Why you should be watching Channel 4’s Back
Ivan Radford | On 25, Oct 2017
Back. It’s a bold statement for a TV show to make, especially one that’s only in its first season, but Channel 4’s hilariously dark comedy has the confidence to proclaim it in big letters on the screen – and the substance to back it up.
Back could refer to the reunion of David Mitchell and Robert Webb, as they team up long after the end of Peep Show to embrace another awkward double act: David plays Stephen, the uncomfortable, vaguely unsuccessful son struggling to process his dad’s passing; Webb plays Andrew, the foster-son of the family, who only stayed with them for a few weeks, but somehow has an even deeper, even more vocal, even more passionate connection with their late shared father.
Back could refer to Andrew’s return to his former family in in Stroud, a homecoming that rides a wave of false superiority, as the shallow charmer claims to be everything from a business tycoon to a doctor to impress the people he meets. Mitchell’s disgust at this intruder is pitched just right – partly a shrewd ability to see through his immature lies, and partly a petty sense of insecurity that never quite allows himself to feel anything other than anger and desperation.
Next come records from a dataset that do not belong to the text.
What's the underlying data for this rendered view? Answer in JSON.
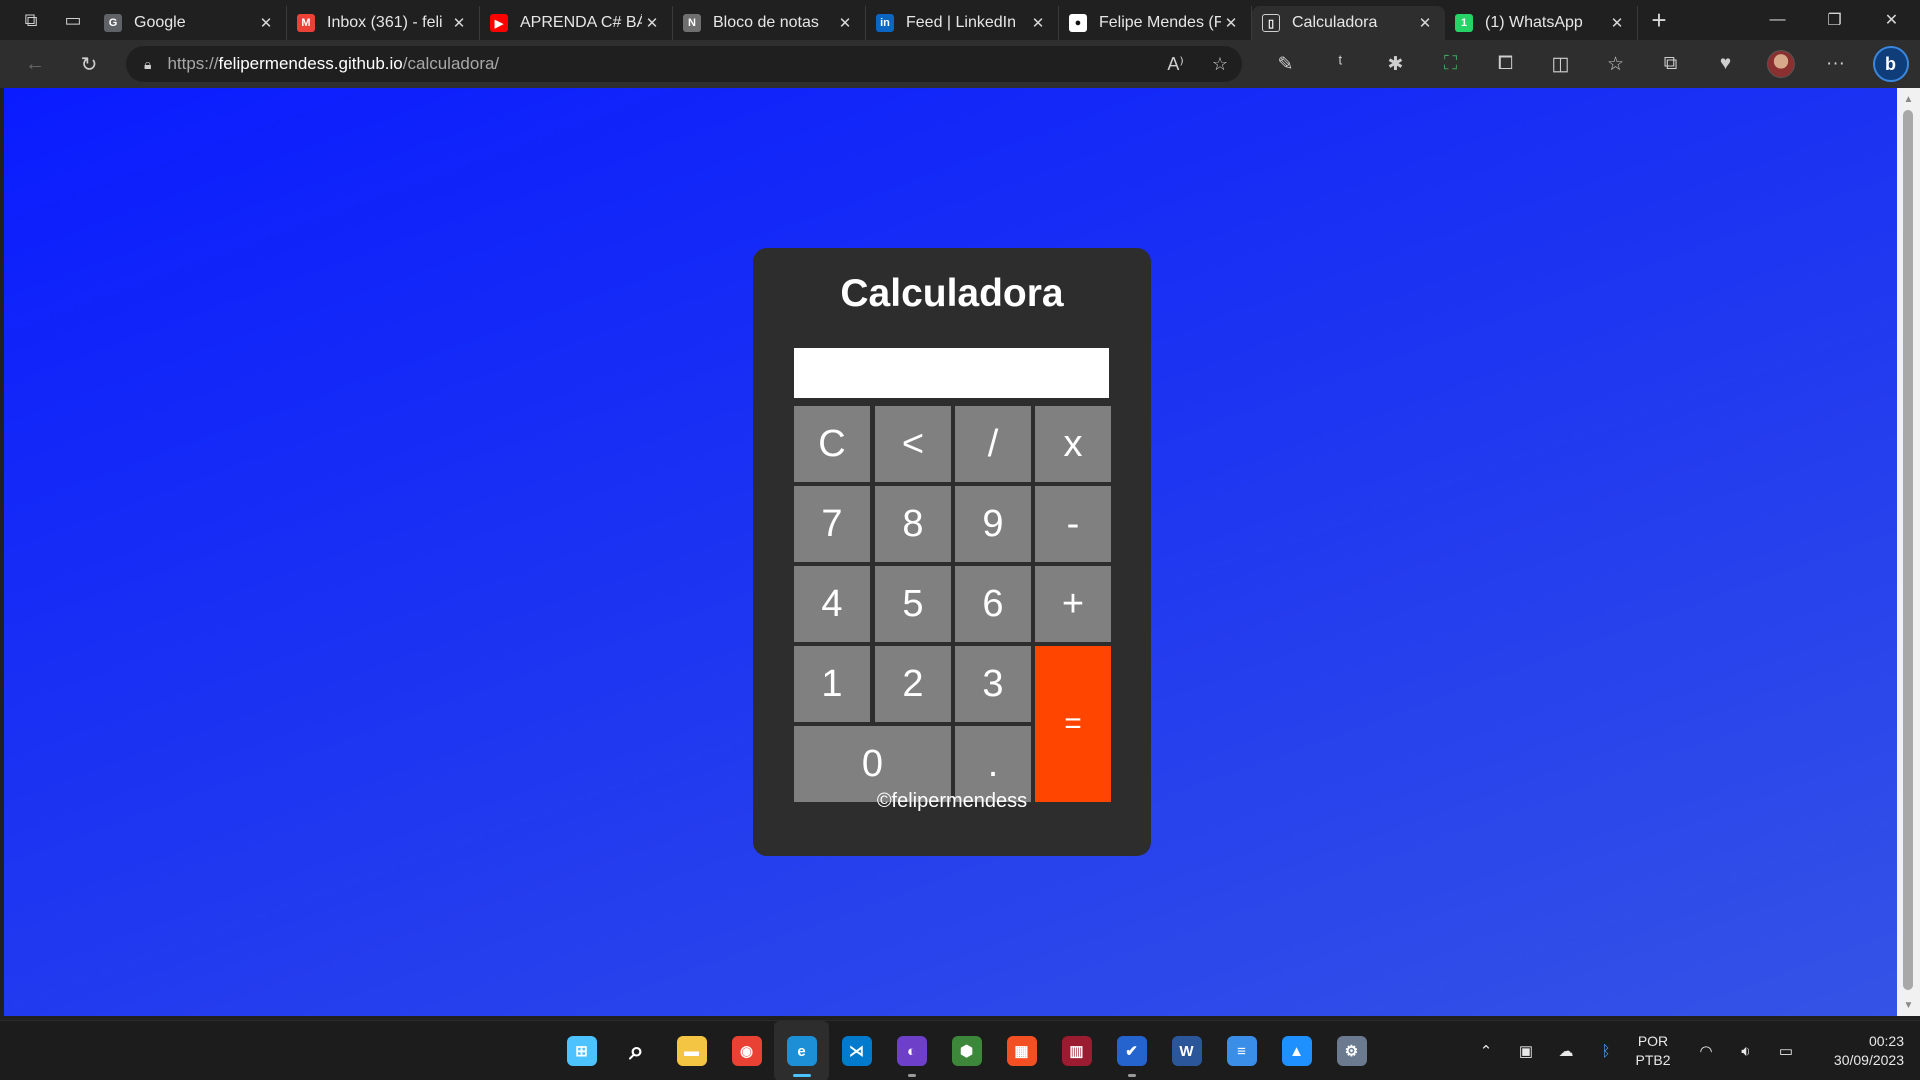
{
  "browser": {
    "tabs": [
      {
        "title": "Google",
        "icon": "google-icon",
        "color": "#5f6368",
        "glyph": "G"
      },
      {
        "title": "Inbox (361) - feli",
        "icon": "gmail-icon",
        "color": "#ea4335",
        "glyph": "M"
      },
      {
        "title": "APRENDA C# BÁ",
        "icon": "youtube-icon",
        "color": "#ff0000",
        "glyph": "▶"
      },
      {
        "title": "Bloco de notas",
        "icon": "notion-icon",
        "color": "#6f6f6f",
        "glyph": "N"
      },
      {
        "title": "Feed | LinkedIn",
        "icon": "linkedin-icon",
        "color": "#0a66c2",
        "glyph": "in"
      },
      {
        "title": "Felipe Mendes (F",
        "icon": "github-icon",
        "color": "#ffffff",
        "glyph": "●"
      },
      {
        "title": "Calculadora",
        "icon": "page-icon",
        "color": "#2e2e2e",
        "glyph": "▯",
        "active": true
      },
      {
        "title": "(1) WhatsApp",
        "icon": "whatsapp-icon",
        "color": "#25d366",
        "glyph": "1"
      }
    ],
    "url_prefix": "https://",
    "url_host": "felipermendess.github.io",
    "url_path": "/calculadora/"
  },
  "calculator": {
    "title": "Calculadora",
    "display_value": "",
    "keys": [
      "C",
      "<",
      "/",
      "x",
      "7",
      "8",
      "9",
      "-",
      "4",
      "5",
      "6",
      "+",
      "1",
      "2",
      "3",
      "=",
      "0",
      "."
    ],
    "footer": "©felipermendess",
    "equals_color": "#ff4500",
    "key_color": "#808080",
    "body_color": "#2d2d2d"
  },
  "page": {
    "gradient_start": "#0a1cff",
    "gradient_end": "#3553e6"
  },
  "taskbar": {
    "apps": [
      {
        "name": "start",
        "color": "#4cc2ff",
        "glyph": "⊞"
      },
      {
        "name": "search",
        "color": "transparent",
        "glyph": "⌕"
      },
      {
        "name": "file-explorer",
        "color": "#f4c542",
        "glyph": "▬"
      },
      {
        "name": "chrome",
        "color": "#e94235",
        "glyph": "◉"
      },
      {
        "name": "edge",
        "color": "#1c8fd6",
        "glyph": "e",
        "active": true
      },
      {
        "name": "vscode",
        "color": "#007acc",
        "glyph": "⋊"
      },
      {
        "name": "github-desktop",
        "color": "#6e40c9",
        "glyph": "◐"
      },
      {
        "name": "nodejs",
        "color": "#3c873a",
        "glyph": "⬢"
      },
      {
        "name": "microsoft-store",
        "color": "#f25022",
        "glyph": "▦"
      },
      {
        "name": "app-tool",
        "color": "#9b1b30",
        "glyph": "▥"
      },
      {
        "name": "todo",
        "color": "#2564cf",
        "glyph": "✔"
      },
      {
        "name": "word",
        "color": "#2b579a",
        "glyph": "W"
      },
      {
        "name": "notepad",
        "color": "#3b8ee8",
        "glyph": "≡"
      },
      {
        "name": "photos",
        "color": "#1e90ff",
        "glyph": "▲"
      },
      {
        "name": "settings",
        "color": "#6b7a8f",
        "glyph": "⚙"
      }
    ],
    "language_line1": "POR",
    "language_line2": "PTB2",
    "time": "00:23",
    "date": "30/09/2023"
  }
}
It’s a perfect balancing act for Mitchell and Webb, who have performed together for so many years that they instinctively know how to play to each other’s strengths. As the spiky barbs pass back and forth, the laughs keep stacking up, but they also reveal the moving layers of grief beneath. While Mitchell brings a sympathetic pang of vulnerability to his frustrations, as he tries to take over the John Barleycorn pub, Webb brings an unexpected sincerity to his memories of his time with Stephen and the family – a time that Stephen remembers as miserable.
Director Ben Palmer (The Inbetweeners) cuts between their two perspectives literally, with some wonderfully absurd flashbacks that merge child actors with the grown-up double act. He also finds room to flesh out the cast around them, from his ex-wife, Alison (Olivia Poulet), whom he still holds a torch for, to his mother, Ellen (an amusingly gormless Penny Downie), who gets through mourning by both tripping on illicit substances and tripping over the local priest. Louise Brealey repeatedly steals scenes as Stephen’s sister, Cass, who immediately swoons over Andrew – only slightly more than Stephen’s belligerent Geoff (a hysterical Geoffrey McGivern), who has no sense of political correctness but, like Andrew, seems to be given a free pass by everyone except Stephen. (One episode that sees him look after the pub is cringe-inducingly brilliant.)
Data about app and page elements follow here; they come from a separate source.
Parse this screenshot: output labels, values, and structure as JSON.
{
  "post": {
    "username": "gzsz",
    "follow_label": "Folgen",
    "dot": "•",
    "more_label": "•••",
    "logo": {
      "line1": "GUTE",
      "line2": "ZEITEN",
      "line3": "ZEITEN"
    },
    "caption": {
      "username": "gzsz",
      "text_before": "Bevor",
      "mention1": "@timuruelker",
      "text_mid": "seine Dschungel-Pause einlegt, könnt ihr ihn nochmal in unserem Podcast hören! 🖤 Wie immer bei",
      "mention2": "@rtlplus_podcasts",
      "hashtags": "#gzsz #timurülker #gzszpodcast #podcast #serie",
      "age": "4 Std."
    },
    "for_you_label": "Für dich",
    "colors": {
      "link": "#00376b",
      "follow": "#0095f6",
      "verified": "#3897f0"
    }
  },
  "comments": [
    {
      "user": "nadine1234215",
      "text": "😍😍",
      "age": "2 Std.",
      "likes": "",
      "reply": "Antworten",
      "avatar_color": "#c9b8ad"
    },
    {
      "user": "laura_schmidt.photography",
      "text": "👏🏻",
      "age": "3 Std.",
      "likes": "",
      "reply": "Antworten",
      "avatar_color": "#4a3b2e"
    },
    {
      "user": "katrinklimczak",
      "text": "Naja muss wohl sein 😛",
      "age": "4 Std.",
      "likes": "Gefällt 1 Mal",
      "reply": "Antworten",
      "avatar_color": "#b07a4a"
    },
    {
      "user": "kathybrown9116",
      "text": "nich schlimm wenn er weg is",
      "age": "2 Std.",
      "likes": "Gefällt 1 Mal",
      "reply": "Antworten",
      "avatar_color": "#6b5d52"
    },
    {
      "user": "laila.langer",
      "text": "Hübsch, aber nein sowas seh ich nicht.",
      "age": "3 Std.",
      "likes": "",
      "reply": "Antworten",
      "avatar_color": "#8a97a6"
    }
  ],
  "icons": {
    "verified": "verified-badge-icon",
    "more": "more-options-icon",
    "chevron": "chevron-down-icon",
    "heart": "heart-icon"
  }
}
As twists and turns make all these relationships even more twisted, the show grows into a surprisingly thoughtful meditation on belonging, family and identity, as well as loss. All that and a bit with a dog that, like Stephen, increasingly seems like a homeless stray? It becomes clear that “Back”, perhaps, refers to something else entirely: it’s the confident call of creator Simon Blackwell (Four Lions, In the Loop), who’s operating at the height of his game. And the pleas you’ll be making for the show to return for a second season as soon as the end credits roll.
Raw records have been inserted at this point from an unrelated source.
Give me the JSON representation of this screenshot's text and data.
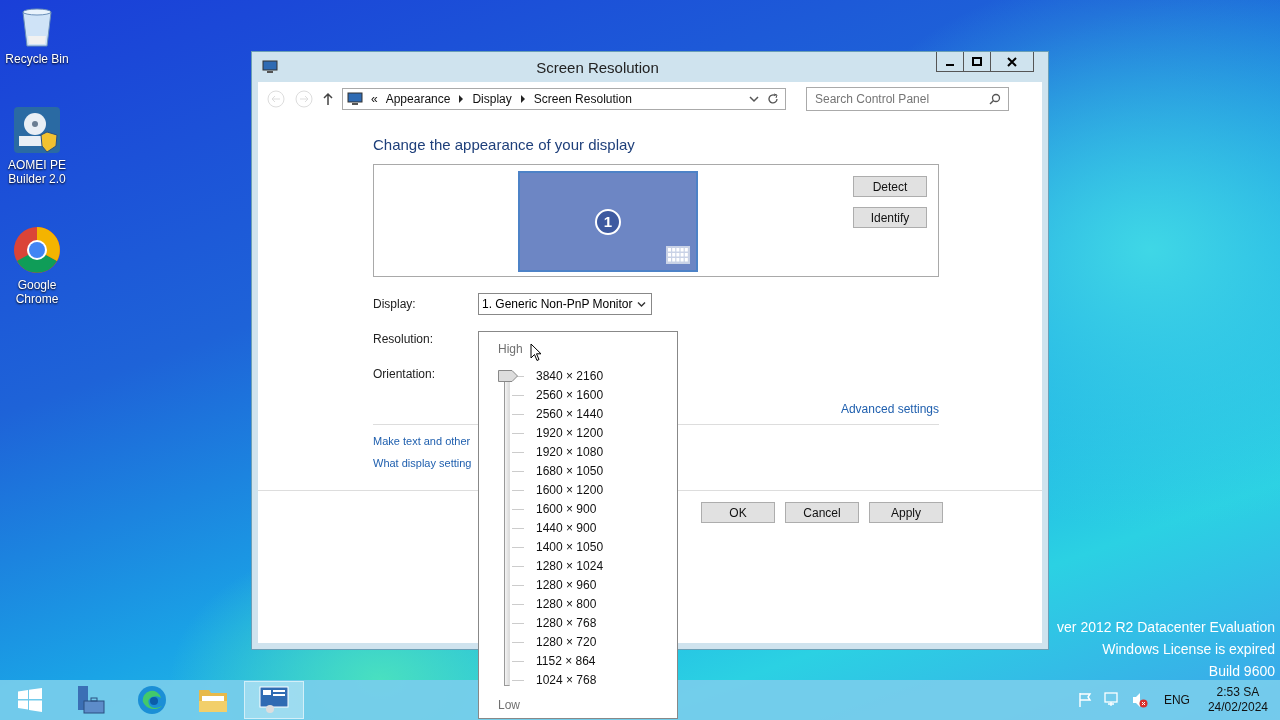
{
  "desktop_icons": [
    {
      "kind": "recycle",
      "label": "Recycle Bin"
    },
    {
      "kind": "installer",
      "label": "AOMEI PE Builder 2.0"
    },
    {
      "kind": "chrome",
      "label": "Google Chrome"
    }
  ],
  "window": {
    "title": "Screen Resolution",
    "breadcrumb_prefix": "«",
    "breadcrumb": [
      "Appearance",
      "Display",
      "Screen Resolution"
    ],
    "search": {
      "placeholder": "Search Control Panel"
    },
    "heading": "Change the appearance of your display",
    "monitor": {
      "number": "1"
    },
    "side_buttons": [
      "Detect",
      "Identify"
    ],
    "fields": [
      {
        "label": "Display:",
        "value": "1. Generic Non-PnP Monitor"
      },
      {
        "label": "Resolution:"
      },
      {
        "label": "Orientation:"
      }
    ],
    "advanced_link": "Advanced settings",
    "links": [
      "Make text and other",
      "What display setting"
    ],
    "buttons": [
      "OK",
      "Cancel",
      "Apply"
    ]
  },
  "resolution_popup": {
    "high_label": "High",
    "low_label": "Low",
    "level": 1,
    "options": [
      "3840 × 2160",
      "2560 × 1600",
      "2560 × 1440",
      "1920 × 1200",
      "1920 × 1080",
      "1680 × 1050",
      "1600 × 1200",
      "1600 × 900",
      "1440 × 900",
      "1400 × 1050",
      "1280 × 1024",
      "1280 × 960",
      "1280 × 800",
      "1280 × 768",
      "1280 × 720",
      "1152 × 864",
      "1024 × 768"
    ]
  },
  "evaluation_notice": [
    "ver 2012 R2 Datacenter Evaluation",
    "Windows License is expired",
    "Build 9600"
  ],
  "taskbar": {
    "apps": [
      {
        "kind": "start",
        "selected": false
      },
      {
        "kind": "server-manager",
        "selected": false
      },
      {
        "kind": "edge",
        "selected": false
      },
      {
        "kind": "explorer",
        "selected": false
      },
      {
        "kind": "control-panel",
        "selected": true
      }
    ],
    "language": "ENG",
    "time": "2:53 SA",
    "date": "24/02/2024"
  }
}
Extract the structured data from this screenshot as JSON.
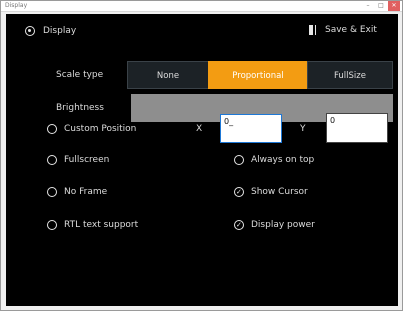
{
  "window": {
    "title": "Display",
    "controls": [
      "–",
      "□",
      "✕"
    ]
  },
  "header": {
    "section_title": "Display",
    "save_exit_label": "Save & Exit"
  },
  "scale": {
    "label": "Scale type",
    "options": [
      "None",
      "Proportional",
      "FullSize"
    ],
    "selected": "Proportional"
  },
  "brightness": {
    "label": "Brightness"
  },
  "custom_position": {
    "label": "Custom Position",
    "x_label": "X",
    "x_value": "0_",
    "y_label": "Y",
    "y_value": "0"
  },
  "options": {
    "fullscreen": {
      "label": "Fullscreen",
      "checked": false
    },
    "always_on_top": {
      "label": "Always on top",
      "checked": false
    },
    "no_frame": {
      "label": "No Frame",
      "checked": false
    },
    "show_cursor": {
      "label": "Show Cursor",
      "checked": true
    },
    "rtl_text_support": {
      "label": "RTL text support",
      "checked": false
    },
    "display_power": {
      "label": "Display power",
      "checked": true
    }
  },
  "colors": {
    "accent": "#f39c12",
    "background": "#000000",
    "text": "#dcdcdc"
  }
}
Back is available on All 4 until 18th January 2021. It is also available on BritBox, as part of a £5.99 monthly subscription.